This year I attended my first Small Press Expo in Bethesda, Maryland, in what seemed like only a couple of days after the phenomenal Boston Comic Con. I drove down a little ahead of the Expo in order to attend Dean Haspiel’s talk at the Library of Congress, celebrating the donation of over 600 minicomics from his personal collection to the Library, but also the ongoing collection that will house Ignatz Award nominated comics and other worthies drawn from SPX each year. It was a proud day for comics, and plenty of other comics folks turned up for a tour of the impressive comics holdings the Library already had on offer. If you’d like to see my coverage of that event for The Beat, you can find it here.

After returning to the hotel for a spell, some of us headed back into DC for the Literary Death Match event featuring Dean Haspiel and the Beat’s Heidi MacDonald as judges. It was a hilarious event hosted in pro fashion with a whole cast of talented cartoonists competing through wits and art.

When SPX finally opened the next morning, the crowds were impressive and I realized right away how special the Expo was. I’m new to indie comics, and this was a premier festival for creators and fans of the self-published, off-the-beaten path and even hand-made in comics. I was overwhelmed by the well of creativity I saw there, and tried to pick up a wide selection of minis produced in different ways. I talked to lots of creators, hearing their stories and motivations in the creative process, but I also saw the way in which everyone enjoyed seeing and talking to each other in an environment in which their efforts were understood. Add to that the all-star cast of famous names attending SPX this year from Daniel Clowes to the Hernandez Brothers and Chris Ware. It made for an ebullient atmosphere. It wouldn’t be far fetched to call the event one big comics party, but a party where people made record sales from interested attendees. This really signals a rise in popularity and recognition for indie comics.

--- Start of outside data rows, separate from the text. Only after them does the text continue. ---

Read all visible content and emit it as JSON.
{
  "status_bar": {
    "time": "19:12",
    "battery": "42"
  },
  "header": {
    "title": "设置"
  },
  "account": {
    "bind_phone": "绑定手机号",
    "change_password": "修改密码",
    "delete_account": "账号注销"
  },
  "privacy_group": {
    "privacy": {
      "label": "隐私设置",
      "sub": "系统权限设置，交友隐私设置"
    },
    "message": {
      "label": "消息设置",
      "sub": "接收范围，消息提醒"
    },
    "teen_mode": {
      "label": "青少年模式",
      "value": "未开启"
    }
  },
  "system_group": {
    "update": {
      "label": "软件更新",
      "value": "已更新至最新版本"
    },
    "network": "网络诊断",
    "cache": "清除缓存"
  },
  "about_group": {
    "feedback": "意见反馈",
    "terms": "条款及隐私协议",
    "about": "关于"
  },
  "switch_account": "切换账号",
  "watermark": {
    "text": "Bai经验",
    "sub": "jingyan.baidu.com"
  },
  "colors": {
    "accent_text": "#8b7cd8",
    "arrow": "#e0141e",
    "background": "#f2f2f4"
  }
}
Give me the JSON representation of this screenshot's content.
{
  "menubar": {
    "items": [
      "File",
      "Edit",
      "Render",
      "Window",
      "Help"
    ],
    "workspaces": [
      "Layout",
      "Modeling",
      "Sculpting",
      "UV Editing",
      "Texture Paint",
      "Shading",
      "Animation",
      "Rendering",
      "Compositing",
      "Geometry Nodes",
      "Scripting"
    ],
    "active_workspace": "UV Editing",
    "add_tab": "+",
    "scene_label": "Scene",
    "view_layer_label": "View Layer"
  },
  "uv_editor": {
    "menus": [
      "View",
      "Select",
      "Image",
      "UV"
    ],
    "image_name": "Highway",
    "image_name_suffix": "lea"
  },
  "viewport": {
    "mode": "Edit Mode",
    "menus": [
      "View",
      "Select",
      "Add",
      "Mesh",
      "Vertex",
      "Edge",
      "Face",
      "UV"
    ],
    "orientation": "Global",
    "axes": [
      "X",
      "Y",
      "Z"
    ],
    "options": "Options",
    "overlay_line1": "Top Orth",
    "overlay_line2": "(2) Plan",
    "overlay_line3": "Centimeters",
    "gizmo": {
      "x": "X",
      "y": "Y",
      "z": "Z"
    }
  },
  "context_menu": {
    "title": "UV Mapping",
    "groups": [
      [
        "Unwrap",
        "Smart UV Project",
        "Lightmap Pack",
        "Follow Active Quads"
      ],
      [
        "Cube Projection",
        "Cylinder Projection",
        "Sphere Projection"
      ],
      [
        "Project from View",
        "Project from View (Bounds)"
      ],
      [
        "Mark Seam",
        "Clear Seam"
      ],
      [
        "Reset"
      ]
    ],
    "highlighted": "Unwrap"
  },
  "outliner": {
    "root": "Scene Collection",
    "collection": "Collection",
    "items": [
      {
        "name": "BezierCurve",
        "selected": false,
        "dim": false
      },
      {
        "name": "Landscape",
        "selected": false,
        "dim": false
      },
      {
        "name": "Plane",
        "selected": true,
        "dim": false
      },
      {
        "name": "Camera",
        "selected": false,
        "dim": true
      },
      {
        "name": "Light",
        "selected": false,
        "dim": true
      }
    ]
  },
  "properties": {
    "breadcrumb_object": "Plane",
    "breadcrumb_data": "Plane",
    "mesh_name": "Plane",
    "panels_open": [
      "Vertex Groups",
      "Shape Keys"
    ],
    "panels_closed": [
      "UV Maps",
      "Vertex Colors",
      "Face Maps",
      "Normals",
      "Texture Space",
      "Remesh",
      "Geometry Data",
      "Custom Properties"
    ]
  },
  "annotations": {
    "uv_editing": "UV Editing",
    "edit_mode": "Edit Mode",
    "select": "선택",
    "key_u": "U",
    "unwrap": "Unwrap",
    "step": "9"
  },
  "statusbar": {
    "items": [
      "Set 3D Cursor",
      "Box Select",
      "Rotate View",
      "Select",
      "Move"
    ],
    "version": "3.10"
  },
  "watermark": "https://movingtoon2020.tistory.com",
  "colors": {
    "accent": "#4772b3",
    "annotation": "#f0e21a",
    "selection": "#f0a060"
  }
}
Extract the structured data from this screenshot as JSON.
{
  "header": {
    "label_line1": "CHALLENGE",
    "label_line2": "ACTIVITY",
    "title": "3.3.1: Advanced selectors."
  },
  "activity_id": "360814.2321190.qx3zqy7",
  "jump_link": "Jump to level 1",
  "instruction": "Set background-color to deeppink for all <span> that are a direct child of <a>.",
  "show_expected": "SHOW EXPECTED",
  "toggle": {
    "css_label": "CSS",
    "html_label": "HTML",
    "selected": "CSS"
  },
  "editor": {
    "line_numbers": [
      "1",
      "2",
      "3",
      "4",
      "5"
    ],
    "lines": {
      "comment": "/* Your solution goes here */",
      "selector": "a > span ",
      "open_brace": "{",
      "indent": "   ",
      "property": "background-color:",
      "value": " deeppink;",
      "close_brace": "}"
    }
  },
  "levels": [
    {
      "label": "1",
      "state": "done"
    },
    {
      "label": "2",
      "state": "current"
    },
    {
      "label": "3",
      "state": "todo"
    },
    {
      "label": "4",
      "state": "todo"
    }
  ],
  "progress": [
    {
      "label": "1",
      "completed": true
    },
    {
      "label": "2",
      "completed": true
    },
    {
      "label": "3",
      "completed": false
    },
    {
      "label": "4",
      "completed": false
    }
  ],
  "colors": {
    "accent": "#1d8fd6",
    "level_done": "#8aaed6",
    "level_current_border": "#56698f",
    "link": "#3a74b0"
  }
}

I spent a lot of my time attending fabulous panels, hearing straight from veteran comics people about their careers and the future of the form, and covered lots of them for The Beat. You can see my day one coverage and day two coverage with pictures if you’re interested.

I also covered the entertaining Ignatz Awards which was one of the most up-beat ceremonies I’ve ever witnessed, not to mention the sprawling late into the night parties that followed. It left me broken down by Sunday morning, but ready for more knowledge. A full day of panels (reinforced by a great cooked breakfast) kept me on the move.

[These fine fellows are Jim Dougan, Dean Haspiel, and Joe Infurnari, all of whom create comics]

Driving back, my mind was literally still spinning with all the wit and wisdom I’d been a party too. As Warren Bernard said to me, it would be very very hard to top SPX this year, and as people started responding to the event online, it was clear that everyone had just as good a time as me. It was a crowded, lively, welcoming Expo, bringing in new readership and talent. I’d highly recommend people interested in comics attend in future years, whatever genre you’re into. It’s increasingly evident to me that comics is actually a fairly small world and if you want to hang out with like minded people, SPX is a premier place to do just that. Two thumbs up!